• _Work item_: Repeat the entries below exactly and in full.
========================
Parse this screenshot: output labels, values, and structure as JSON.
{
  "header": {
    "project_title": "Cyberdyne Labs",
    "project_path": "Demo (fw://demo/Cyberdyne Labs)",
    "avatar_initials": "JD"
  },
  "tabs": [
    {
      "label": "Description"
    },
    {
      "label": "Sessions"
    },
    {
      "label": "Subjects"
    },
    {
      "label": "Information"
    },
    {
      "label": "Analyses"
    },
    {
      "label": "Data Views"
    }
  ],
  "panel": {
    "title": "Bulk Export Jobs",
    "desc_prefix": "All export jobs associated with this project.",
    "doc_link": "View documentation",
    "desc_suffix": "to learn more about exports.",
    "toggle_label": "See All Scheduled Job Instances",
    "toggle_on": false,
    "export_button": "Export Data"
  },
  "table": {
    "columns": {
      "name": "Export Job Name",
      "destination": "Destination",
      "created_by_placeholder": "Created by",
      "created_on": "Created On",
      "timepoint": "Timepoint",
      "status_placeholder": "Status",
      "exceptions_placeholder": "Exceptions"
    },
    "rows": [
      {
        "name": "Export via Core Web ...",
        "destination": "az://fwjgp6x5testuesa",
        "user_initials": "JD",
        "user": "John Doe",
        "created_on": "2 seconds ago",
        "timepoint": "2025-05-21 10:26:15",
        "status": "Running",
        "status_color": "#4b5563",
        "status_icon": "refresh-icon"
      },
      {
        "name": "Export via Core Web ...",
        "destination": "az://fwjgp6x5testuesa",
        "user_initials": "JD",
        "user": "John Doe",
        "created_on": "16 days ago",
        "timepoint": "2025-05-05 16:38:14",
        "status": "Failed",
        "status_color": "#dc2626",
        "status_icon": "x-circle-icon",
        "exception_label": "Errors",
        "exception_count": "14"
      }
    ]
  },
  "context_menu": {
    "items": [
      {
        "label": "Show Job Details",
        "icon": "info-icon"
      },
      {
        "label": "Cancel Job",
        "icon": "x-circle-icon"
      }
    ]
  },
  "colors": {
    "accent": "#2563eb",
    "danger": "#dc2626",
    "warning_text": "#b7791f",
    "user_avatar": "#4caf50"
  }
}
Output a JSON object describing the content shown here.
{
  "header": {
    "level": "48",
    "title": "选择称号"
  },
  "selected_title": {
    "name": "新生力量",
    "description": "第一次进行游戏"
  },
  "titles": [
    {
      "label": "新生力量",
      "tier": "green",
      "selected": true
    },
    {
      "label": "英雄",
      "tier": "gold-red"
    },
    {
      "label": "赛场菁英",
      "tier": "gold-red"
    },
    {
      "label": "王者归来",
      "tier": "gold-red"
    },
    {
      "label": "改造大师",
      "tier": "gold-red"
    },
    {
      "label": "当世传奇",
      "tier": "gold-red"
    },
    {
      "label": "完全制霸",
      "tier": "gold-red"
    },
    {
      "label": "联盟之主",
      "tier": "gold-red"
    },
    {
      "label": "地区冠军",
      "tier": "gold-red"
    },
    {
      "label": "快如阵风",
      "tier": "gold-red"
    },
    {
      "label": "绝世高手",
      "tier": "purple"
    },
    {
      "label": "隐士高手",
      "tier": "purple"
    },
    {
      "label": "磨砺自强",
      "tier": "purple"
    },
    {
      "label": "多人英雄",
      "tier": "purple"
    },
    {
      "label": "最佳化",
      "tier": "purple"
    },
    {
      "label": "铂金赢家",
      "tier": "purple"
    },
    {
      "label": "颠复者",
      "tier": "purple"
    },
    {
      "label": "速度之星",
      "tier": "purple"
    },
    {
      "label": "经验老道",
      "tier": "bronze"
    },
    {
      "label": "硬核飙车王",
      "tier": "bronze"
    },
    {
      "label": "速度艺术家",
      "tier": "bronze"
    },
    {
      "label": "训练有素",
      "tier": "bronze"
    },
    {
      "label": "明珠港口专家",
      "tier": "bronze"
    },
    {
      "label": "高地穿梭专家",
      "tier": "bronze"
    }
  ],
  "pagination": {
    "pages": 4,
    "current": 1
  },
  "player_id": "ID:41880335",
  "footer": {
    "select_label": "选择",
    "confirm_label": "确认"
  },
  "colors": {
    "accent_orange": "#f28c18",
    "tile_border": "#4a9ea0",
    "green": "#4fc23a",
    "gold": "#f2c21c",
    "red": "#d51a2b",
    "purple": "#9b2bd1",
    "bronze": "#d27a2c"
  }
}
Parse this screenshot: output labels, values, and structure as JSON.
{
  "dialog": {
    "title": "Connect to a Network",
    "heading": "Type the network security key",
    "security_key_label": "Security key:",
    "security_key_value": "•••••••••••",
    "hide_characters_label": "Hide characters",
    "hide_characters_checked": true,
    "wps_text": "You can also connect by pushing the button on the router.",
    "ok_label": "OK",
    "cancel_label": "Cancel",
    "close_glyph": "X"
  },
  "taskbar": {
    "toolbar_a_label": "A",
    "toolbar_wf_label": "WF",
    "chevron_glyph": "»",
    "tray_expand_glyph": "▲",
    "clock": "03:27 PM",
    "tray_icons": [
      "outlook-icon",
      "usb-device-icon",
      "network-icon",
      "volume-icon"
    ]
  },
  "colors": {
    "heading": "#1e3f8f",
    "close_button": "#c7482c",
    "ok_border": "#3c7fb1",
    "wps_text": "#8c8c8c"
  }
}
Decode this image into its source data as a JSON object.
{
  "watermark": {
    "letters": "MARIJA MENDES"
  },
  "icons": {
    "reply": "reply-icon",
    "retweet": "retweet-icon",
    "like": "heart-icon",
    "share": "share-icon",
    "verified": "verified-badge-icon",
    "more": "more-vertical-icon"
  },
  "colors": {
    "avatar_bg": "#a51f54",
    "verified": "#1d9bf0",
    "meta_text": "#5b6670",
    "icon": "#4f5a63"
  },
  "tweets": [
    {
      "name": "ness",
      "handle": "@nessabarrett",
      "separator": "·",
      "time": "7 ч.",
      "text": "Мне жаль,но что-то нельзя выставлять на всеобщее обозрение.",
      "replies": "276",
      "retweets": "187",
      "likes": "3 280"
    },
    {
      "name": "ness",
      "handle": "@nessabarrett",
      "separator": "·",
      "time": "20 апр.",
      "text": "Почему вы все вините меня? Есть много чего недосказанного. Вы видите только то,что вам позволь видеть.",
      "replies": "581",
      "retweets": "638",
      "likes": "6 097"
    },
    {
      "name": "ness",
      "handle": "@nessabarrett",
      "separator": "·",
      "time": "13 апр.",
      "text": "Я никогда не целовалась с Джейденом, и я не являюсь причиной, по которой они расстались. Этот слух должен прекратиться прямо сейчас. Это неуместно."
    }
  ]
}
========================
• _Finished exercise_:
Parse this screenshot: output labels, values, and structure as JSON.
{
  "header": {
    "project_title": "Cyberdyne Labs",
    "project_path": "Demo (fw://demo/Cyberdyne Labs)",
    "avatar_initials": "JD"
  },
  "tabs": [
    {
      "label": "Description"
    },
    {
      "label": "Sessions"
    },
    {
      "label": "Subjects"
    },
    {
      "label": "Information"
    },
    {
      "label": "Analyses"
    },
    {
      "label": "Data Views"
    }
  ],
  "panel": {
    "title": "Bulk Export Jobs",
    "desc_prefix": "All export jobs associated with this project.",
    "doc_link": "View documentation",
    "desc_suffix": "to learn more about exports.",
    "toggle_label": "See All Scheduled Job Instances",
    "toggle_on": false,
    "export_button": "Export Data"
  },
  "table": {
    "columns": {
      "name": "Export Job Name",
      "destination": "Destination",
      "created_by_placeholder": "Created by",
      "created_on": "Created On",
      "timepoint": "Timepoint",
      "status_placeholder": "Status",
      "exceptions_placeholder": "Exceptions"
    },
    "rows": [
      {
        "name": "Export via Core Web ...",
        "destination": "az://fwjgp6x5testuesa",
        "user_initials": "JD",
        "user": "John Doe",
        "created_on": "2 seconds ago",
        "timepoint": "2025-05-21 10:26:15",
        "status": "Running",
        "status_color": "#4b5563",
        "status_icon": "refresh-icon"
      },
      {
        "name": "Export via Core Web ...",
        "destination": "az://fwjgp6x5testuesa",
        "user_initials": "JD",
        "user": "John Doe",
        "created_on": "16 days ago",
        "timepoint": "2025-05-05 16:38:14",
        "status": "Failed",
        "status_color": "#dc2626",
        "status_icon": "x-circle-icon",
        "exception_label": "Errors",
        "exception_count": "14"
      }
    ]
  },
  "context_menu": {
    "items": [
      {
        "label": "Show Job Details",
        "icon": "info-icon"
      },
      {
        "label": "Cancel Job",
        "icon": "x-circle-icon"
      }
    ]
  },
  "colors": {
    "accent": "#2563eb",
    "danger": "#dc2626",
    "warning_text": "#b7791f",
    "user_avatar": "#4caf50"
  }
}
Output a JSON object describing the content shown here.
{
  "header": {
    "level": "48",
    "title": "选择称号"
  },
  "selected_title": {
    "name": "新生力量",
    "description": "第一次进行游戏"
  },
  "titles": [
    {
      "label": "新生力量",
      "tier": "green",
      "selected": true
    },
    {
      "label": "英雄",
      "tier": "gold-red"
    },
    {
      "label": "赛场菁英",
      "tier": "gold-red"
    },
    {
      "label": "王者归来",
      "tier": "gold-red"
    },
    {
      "label": "改造大师",
      "tier": "gold-red"
    },
    {
      "label": "当世传奇",
      "tier": "gold-red"
    },
    {
      "label": "完全制霸",
      "tier": "gold-red"
    },
    {
      "label": "联盟之主",
      "tier": "gold-red"
    },
    {
      "label": "地区冠军",
      "tier": "gold-red"
    },
    {
      "label": "快如阵风",
      "tier": "gold-red"
    },
    {
      "label": "绝世高手",
      "tier": "purple"
    },
    {
      "label": "隐士高手",
      "tier": "purple"
    },
    {
      "label": "磨砺自强",
      "tier": "purple"
    },
    {
      "label": "多人英雄",
      "tier": "purple"
    },
    {
      "label": "最佳化",
      "tier": "purple"
    },
    {
      "label": "铂金赢家",
      "tier": "purple"
    },
    {
      "label": "颠复者",
      "tier": "purple"
    },
    {
      "label": "速度之星",
      "tier": "purple"
    },
    {
      "label": "经验老道",
      "tier": "bronze"
    },
    {
      "label": "硬核飙车王",
      "tier": "bronze"
    },
    {
      "label": "速度艺术家",
      "tier": "bronze"
    },
    {
      "label": "训练有素",
      "tier": "bronze"
    },
    {
      "label": "明珠港口专家",
      "tier": "bronze"
    },
    {
      "label": "高地穿梭专家",
      "tier": "bronze"
    }
  ],
  "pagination": {
    "pages": 4,
    "current": 1
  },
  "player_id": "ID:41880335",
  "footer": {
    "select_label": "选择",
    "confirm_label": "确认"
  },
  "colors": {
    "accent_orange": "#f28c18",
    "tile_border": "#4a9ea0",
    "green": "#4fc23a",
    "gold": "#f2c21c",
    "red": "#d51a2b",
    "purple": "#9b2bd1",
    "bronze": "#d27a2c"
  }
}
Parse this screenshot: output labels, values, and structure as JSON.
{
  "dialog": {
    "title": "Connect to a Network",
    "heading": "Type the network security key",
    "security_key_label": "Security key:",
    "security_key_value": "•••••••••••",
    "hide_characters_label": "Hide characters",
    "hide_characters_checked": true,
    "wps_text": "You can also connect by pushing the button on the router.",
    "ok_label": "OK",
    "cancel_label": "Cancel",
    "close_glyph": "X"
  },
  "taskbar": {
    "toolbar_a_label": "A",
    "toolbar_wf_label": "WF",
    "chevron_glyph": "»",
    "tray_expand_glyph": "▲",
    "clock": "03:27 PM",
    "tray_icons": [
      "outlook-icon",
      "usb-device-icon",
      "network-icon",
      "volume-icon"
    ]
  },
  "colors": {
    "heading": "#1e3f8f",
    "close_button": "#c7482c",
    "ok_border": "#3c7fb1",
    "wps_text": "#8c8c8c"
  }
}
Decode this image into its source data as a JSON object.
{
  "watermark": {
    "letters": "MARIJA MENDES"
  },
  "icons": {
    "reply": "reply-icon",
    "retweet": "retweet-icon",
    "like": "heart-icon",
    "share": "share-icon",
    "verified": "verified-badge-icon",
    "more": "more-vertical-icon"
  },
  "colors": {
    "avatar_bg": "#a51f54",
    "verified": "#1d9bf0",
    "meta_text": "#5b6670",
    "icon": "#4f5a63"
  },
  "tweets": [
    {
      "name": "ness",
      "handle": "@nessabarrett",
      "separator": "·",
      "time": "7 ч.",
      "text": "Мне жаль,но что-то нельзя выставлять на всеобщее обозрение.",
      "replies": "276",
      "retweets": "187",
      "likes": "3 280"
    },
    {
      "name": "ness",
      "handle": "@nessabarrett",
      "separator": "·",
      "time": "20 апр.",
      "text": "Почему вы все вините меня? Есть много чего недосказанного. Вы видите только то,что вам позволь видеть.",
      "replies": "581",
      "retweets": "638",
      "likes": "6 097"
    },
    {
      "name": "ness",
      "handle": "@nessabarrett",
      "separator": "·",
      "time": "13 апр.",
      "text": "Я никогда не целовалась с Джейденом, и я не являюсь причиной, по которой они расстались. Этот слух должен прекратиться прямо сейчас. Это неуместно."
    }
  ]
}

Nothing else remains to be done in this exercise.